I’ve been using Incapsula, WordFence, and a strong password to help secure my WordPress installs, but I just came across LastPass, which really puts the icing on the cake. The executive summary is that I create a strong username and password, and let LastPass remember them for logging in. Here are the steps:
Before starting, install the WordFence plug-in in WordPress. I recommend ManageWP, too, if you manage more than one WordPress install.
Then, set up an account with LastPass, and install the appropriate extension or plug-in for the browser you use when managing your WordPress installs.
WordPress will not allow you to change a user name, so you need to create a new user. When it comes time to fill in the user name and password, use LastPass to generate strong “passwords” for each. (Despite LastPass’ promise that you’ll never have to remember more than one password for the rest of your life, I also record these in my local password file, just in case.) Enter your first and last name as always — it’s just your WordPress user name that we’re obscuring. You’ll need to enter a different e-mail address than the one you’re currently using for your admin account, but you can change it back later. Before saving the new user information, remember to set the permissions for this user to “admin”.
Log out of your existing admin account, and then log into your newly created admin account. When you’re in your new account, you’ll have the ability to delete your previous admin account. When you tell WordPress to delete the old account, it allows you to assign that user’s posts to your new admin user.
In WordFence –> Options, under “Live Traffic View,” set it to ignore your new user name. Under “Login Security Options” select “lock out invalid usernames.” Save your changes.
In your plug-ins section, deactivate ManageWP and then reactivate it.
In your Users section, reset your e-mail address if necessary.
Finally, log into ManageWP.com (if you’re using ManageWP, obviously), and change the admin username under “options.” Then, re-add your site, which updates ManageWP with your new user.

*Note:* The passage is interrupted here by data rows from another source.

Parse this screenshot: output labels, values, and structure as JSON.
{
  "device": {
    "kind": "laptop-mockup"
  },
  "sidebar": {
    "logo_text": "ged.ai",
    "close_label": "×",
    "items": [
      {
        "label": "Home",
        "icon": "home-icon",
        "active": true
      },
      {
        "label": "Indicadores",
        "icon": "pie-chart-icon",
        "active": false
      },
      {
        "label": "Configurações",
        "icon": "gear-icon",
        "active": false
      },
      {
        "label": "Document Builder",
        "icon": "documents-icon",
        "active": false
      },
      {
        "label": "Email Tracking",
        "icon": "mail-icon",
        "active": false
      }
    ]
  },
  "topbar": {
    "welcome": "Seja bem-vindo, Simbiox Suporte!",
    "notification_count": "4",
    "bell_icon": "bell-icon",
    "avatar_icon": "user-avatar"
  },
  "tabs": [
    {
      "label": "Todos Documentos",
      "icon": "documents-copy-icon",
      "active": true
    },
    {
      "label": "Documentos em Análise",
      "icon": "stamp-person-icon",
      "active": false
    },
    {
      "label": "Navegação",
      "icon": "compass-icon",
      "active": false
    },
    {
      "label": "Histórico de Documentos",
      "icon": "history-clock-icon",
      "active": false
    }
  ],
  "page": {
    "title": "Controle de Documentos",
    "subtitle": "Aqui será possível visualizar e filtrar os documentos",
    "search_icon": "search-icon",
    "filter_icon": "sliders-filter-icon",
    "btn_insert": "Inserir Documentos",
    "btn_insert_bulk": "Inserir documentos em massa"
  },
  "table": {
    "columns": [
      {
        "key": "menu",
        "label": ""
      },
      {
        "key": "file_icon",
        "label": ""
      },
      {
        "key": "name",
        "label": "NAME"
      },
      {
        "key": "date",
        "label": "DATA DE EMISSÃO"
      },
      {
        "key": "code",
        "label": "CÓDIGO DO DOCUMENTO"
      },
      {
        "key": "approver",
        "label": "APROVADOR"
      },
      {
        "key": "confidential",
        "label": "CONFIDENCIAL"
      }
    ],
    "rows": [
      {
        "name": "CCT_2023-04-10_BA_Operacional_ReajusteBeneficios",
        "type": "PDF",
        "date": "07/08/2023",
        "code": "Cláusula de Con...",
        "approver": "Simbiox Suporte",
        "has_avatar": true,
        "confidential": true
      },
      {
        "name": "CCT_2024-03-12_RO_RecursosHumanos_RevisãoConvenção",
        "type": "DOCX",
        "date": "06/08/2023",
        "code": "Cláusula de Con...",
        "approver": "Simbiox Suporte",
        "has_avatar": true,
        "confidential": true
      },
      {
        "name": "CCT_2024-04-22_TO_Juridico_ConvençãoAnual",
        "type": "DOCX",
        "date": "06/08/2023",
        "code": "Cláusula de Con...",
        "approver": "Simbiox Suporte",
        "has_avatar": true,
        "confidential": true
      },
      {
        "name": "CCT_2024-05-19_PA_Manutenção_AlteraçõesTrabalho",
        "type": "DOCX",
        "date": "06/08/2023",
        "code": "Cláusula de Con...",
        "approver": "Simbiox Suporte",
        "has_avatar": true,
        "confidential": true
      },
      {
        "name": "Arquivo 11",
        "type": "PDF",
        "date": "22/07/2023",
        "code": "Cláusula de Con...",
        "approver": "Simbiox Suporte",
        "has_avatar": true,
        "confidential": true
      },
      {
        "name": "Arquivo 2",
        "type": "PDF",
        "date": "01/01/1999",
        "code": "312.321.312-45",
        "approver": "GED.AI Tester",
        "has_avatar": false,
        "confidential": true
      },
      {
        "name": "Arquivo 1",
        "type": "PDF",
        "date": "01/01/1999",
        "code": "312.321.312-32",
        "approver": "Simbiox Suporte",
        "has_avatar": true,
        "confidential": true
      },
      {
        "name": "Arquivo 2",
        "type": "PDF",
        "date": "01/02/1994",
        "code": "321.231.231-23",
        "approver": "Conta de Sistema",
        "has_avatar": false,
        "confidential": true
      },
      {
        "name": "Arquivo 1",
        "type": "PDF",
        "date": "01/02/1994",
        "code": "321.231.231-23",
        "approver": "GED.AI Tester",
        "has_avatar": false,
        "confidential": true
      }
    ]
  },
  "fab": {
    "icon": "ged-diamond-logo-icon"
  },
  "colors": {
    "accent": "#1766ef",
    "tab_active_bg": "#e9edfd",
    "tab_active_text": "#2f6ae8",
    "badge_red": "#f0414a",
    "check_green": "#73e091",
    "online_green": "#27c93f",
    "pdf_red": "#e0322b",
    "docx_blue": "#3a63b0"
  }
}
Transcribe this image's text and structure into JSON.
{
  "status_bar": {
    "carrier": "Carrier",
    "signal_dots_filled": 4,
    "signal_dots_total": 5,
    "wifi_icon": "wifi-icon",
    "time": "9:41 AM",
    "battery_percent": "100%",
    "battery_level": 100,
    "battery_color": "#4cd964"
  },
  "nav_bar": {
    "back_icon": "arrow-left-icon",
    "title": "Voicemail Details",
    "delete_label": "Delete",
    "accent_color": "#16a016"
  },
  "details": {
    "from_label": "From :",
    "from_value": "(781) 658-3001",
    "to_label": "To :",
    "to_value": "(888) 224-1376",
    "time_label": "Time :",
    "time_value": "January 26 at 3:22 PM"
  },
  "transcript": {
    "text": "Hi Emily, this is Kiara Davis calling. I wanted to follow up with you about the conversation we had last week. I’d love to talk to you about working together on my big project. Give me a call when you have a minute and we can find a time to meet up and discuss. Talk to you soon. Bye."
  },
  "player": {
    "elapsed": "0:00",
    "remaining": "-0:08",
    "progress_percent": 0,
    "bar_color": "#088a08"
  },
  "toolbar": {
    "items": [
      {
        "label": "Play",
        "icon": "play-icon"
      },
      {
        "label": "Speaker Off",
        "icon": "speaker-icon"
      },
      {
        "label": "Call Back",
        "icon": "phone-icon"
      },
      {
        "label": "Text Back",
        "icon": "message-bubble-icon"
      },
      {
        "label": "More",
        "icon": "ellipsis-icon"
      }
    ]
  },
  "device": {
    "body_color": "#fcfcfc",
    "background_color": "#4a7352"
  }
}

When you’re done, you should have no user named “admin,” and the user name for your account will be highly resistant to attack, as will your password. With LastPass remembering your user name and password, however, you won’t have any problem logging in without any drama.